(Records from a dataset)
☆ ☆ ☆ ☆ ☆ ☆ ☆
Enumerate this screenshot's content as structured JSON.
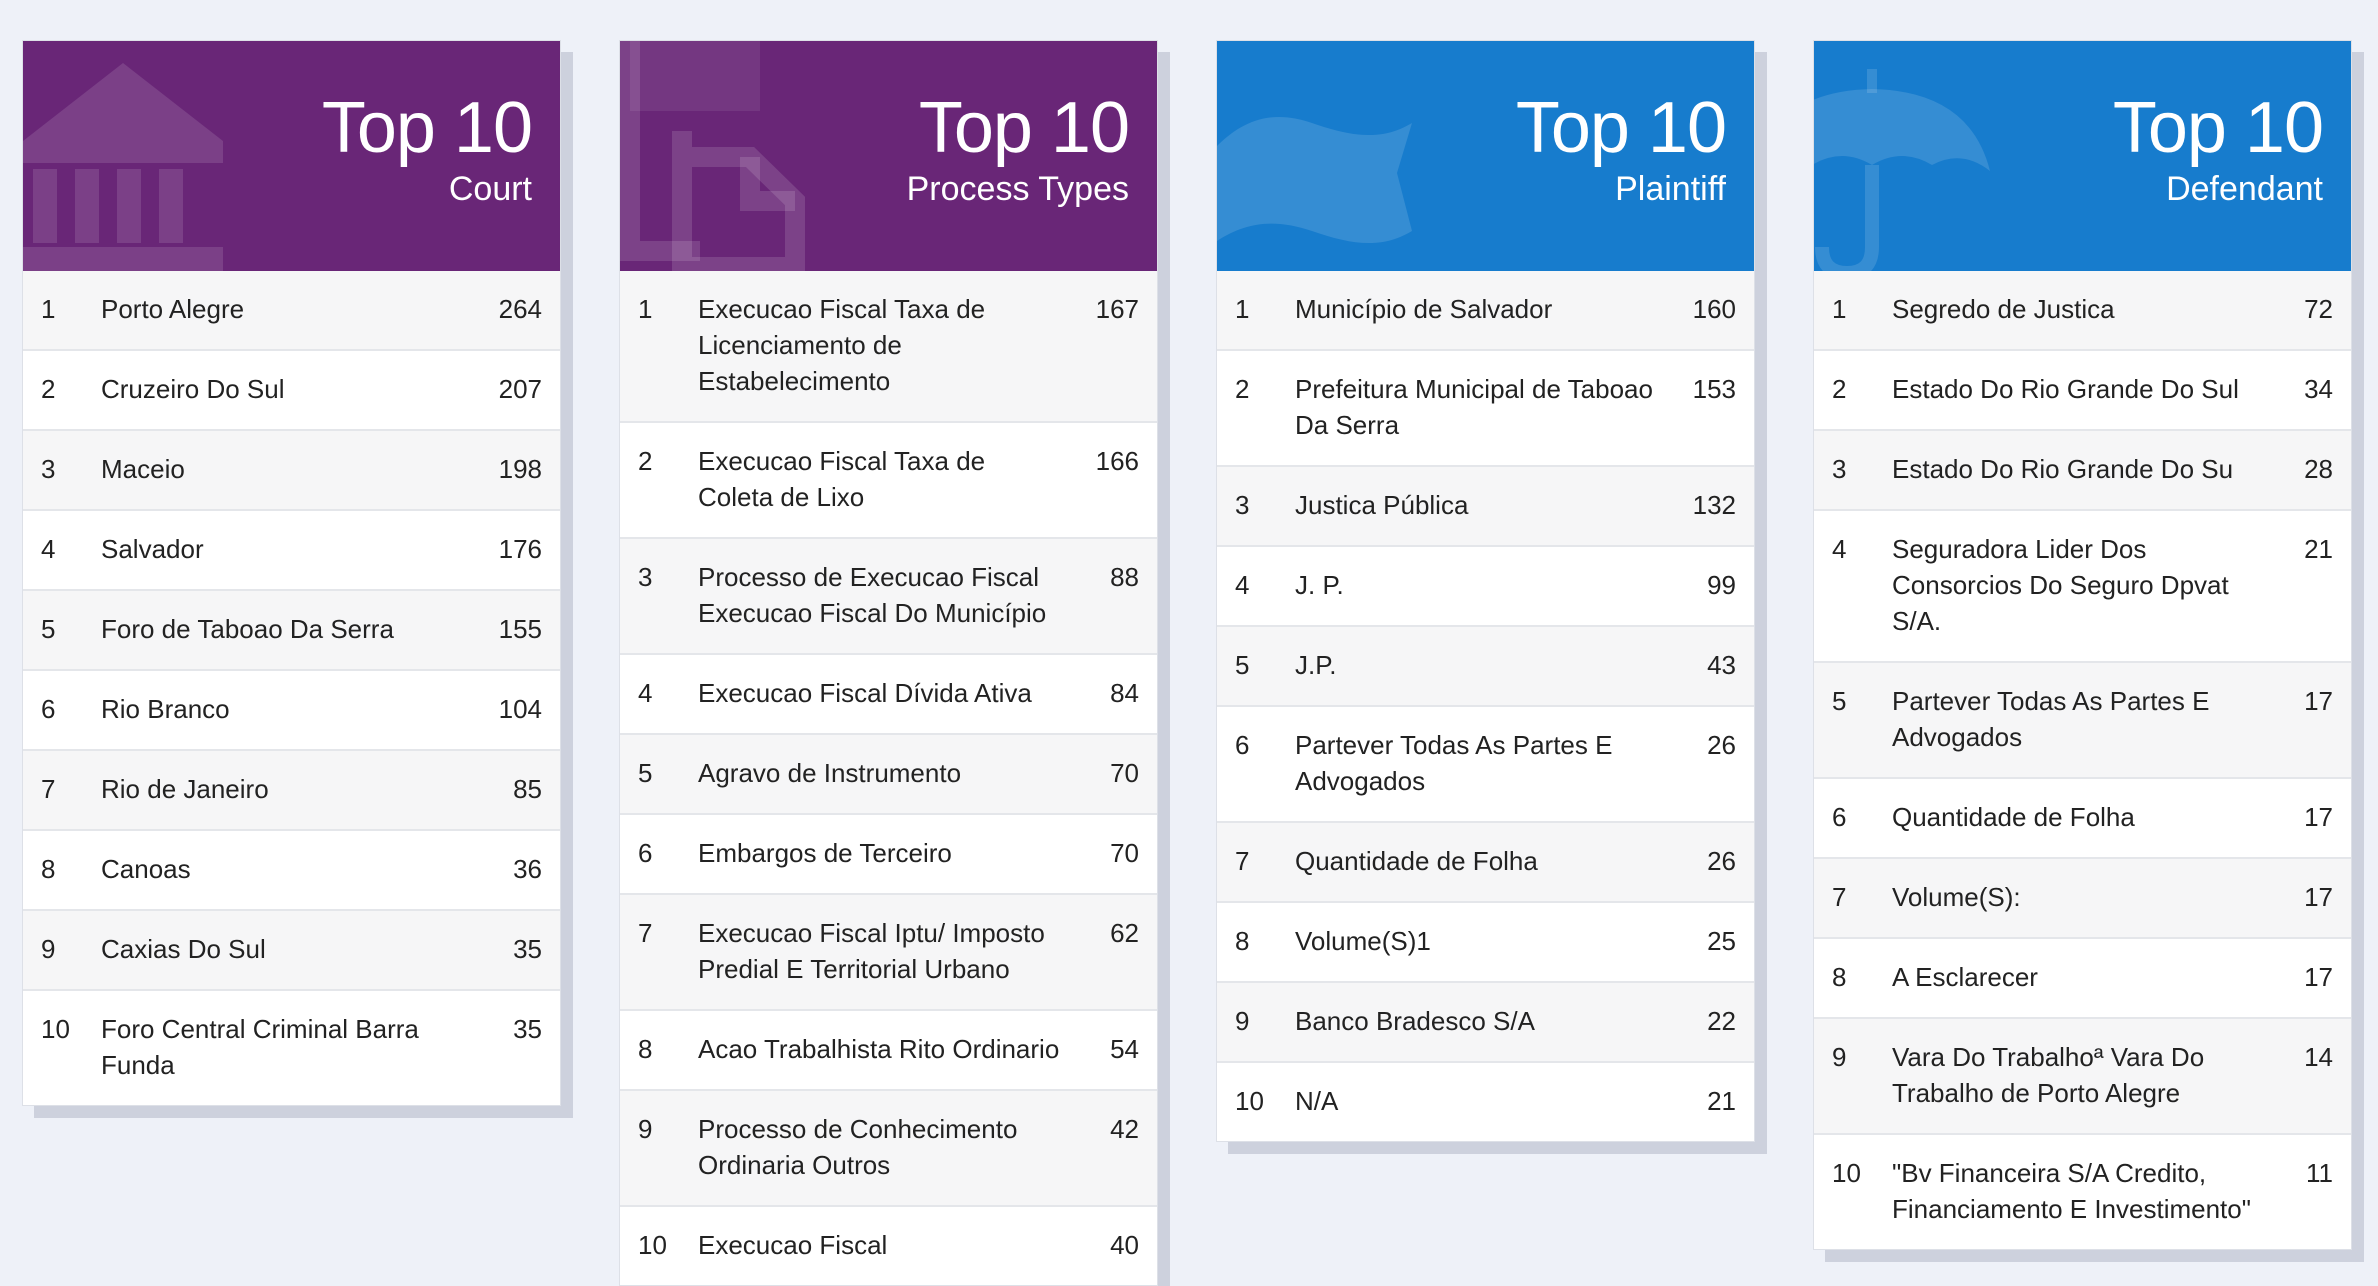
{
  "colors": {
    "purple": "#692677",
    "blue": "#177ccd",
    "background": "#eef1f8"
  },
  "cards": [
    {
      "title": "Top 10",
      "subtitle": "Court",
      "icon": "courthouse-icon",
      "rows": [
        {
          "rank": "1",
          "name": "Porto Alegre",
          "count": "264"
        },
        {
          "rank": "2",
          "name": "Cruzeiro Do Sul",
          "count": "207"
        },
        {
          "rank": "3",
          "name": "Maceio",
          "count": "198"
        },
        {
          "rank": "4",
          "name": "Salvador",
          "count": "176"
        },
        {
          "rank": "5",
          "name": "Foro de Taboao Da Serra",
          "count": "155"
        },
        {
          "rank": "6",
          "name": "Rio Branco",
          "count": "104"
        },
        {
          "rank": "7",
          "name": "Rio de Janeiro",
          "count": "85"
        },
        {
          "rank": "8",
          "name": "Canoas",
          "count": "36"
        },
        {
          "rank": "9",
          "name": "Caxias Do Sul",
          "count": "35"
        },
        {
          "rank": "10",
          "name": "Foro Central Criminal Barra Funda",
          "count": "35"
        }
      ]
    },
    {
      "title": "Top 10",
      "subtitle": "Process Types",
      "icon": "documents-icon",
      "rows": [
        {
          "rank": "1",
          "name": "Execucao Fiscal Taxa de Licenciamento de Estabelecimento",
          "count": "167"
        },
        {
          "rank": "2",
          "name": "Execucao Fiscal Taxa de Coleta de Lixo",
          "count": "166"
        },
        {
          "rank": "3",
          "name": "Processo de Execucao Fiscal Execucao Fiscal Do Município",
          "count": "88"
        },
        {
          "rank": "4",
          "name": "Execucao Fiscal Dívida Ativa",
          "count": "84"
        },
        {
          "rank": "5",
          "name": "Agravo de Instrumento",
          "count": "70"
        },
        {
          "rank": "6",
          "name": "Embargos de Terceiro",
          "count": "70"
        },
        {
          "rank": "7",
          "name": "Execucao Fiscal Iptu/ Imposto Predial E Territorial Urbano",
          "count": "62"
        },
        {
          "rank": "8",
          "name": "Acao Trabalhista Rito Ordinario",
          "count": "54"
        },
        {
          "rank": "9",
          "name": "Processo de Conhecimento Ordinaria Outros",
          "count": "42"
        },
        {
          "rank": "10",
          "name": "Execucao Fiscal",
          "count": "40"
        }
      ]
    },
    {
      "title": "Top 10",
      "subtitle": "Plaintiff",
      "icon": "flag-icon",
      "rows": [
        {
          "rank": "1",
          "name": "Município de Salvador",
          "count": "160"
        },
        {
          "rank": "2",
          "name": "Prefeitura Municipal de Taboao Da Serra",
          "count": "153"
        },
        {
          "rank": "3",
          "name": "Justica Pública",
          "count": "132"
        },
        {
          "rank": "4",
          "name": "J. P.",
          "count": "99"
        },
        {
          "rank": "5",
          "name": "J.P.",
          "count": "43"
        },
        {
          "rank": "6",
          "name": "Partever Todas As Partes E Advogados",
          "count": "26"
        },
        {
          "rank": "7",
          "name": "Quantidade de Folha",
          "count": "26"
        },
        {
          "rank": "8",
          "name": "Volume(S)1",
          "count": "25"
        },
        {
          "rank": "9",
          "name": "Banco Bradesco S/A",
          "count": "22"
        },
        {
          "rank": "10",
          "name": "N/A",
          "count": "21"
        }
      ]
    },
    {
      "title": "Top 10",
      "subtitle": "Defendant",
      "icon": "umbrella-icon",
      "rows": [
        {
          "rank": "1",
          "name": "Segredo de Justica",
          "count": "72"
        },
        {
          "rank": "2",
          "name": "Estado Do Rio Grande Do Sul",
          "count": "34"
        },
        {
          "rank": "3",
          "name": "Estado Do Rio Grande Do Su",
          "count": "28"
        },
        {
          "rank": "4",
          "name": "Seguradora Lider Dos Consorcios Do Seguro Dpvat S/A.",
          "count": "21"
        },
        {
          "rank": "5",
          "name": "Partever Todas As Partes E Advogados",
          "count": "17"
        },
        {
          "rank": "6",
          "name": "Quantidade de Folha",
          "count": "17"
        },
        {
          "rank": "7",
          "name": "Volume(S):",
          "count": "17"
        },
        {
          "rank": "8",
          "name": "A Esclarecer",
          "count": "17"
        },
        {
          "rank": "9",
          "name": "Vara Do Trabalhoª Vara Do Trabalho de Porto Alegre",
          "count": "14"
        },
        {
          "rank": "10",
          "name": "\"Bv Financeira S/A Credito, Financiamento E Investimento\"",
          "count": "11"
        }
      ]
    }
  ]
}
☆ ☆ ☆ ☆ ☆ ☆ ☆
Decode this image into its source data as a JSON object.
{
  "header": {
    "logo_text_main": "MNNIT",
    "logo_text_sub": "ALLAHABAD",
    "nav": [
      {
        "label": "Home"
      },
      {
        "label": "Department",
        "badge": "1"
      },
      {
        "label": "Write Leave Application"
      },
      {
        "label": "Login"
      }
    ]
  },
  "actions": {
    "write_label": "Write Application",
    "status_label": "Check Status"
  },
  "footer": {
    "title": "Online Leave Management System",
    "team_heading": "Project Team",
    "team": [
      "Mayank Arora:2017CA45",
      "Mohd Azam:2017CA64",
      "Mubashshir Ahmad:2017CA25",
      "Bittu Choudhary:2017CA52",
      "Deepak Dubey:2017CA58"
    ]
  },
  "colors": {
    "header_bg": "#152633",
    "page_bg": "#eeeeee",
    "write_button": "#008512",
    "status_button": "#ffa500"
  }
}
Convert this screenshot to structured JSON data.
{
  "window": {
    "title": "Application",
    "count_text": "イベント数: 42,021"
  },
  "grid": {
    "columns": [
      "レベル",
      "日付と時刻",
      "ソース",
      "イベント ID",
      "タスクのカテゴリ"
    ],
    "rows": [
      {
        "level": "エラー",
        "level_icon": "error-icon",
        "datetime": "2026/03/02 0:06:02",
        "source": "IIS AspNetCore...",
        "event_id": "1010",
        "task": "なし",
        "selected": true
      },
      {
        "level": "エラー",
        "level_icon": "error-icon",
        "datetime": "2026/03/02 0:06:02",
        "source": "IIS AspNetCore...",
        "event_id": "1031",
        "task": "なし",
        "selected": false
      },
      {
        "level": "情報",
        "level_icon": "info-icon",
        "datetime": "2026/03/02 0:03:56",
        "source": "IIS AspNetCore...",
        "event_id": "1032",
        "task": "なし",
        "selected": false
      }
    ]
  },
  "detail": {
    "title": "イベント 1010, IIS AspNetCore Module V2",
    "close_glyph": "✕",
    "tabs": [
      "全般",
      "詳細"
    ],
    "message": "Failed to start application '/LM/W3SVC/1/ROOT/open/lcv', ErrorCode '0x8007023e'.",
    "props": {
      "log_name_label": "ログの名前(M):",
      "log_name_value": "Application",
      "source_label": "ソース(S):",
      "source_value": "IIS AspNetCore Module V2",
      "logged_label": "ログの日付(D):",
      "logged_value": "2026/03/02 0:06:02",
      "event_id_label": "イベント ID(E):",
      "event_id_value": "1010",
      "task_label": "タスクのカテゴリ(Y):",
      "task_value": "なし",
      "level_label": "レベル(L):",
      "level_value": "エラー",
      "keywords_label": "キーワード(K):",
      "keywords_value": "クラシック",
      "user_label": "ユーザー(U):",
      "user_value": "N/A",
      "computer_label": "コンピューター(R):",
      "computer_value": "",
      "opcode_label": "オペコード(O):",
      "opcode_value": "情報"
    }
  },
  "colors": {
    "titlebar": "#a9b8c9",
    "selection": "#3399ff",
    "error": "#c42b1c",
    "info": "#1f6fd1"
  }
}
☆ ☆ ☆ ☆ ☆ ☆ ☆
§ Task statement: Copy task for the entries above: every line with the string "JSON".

§ Problem solution:
Enumerate this screenshot's content as structured JSON.
Decode this image into its source data as a JSON object.
Convert this screenshot to structured JSON data.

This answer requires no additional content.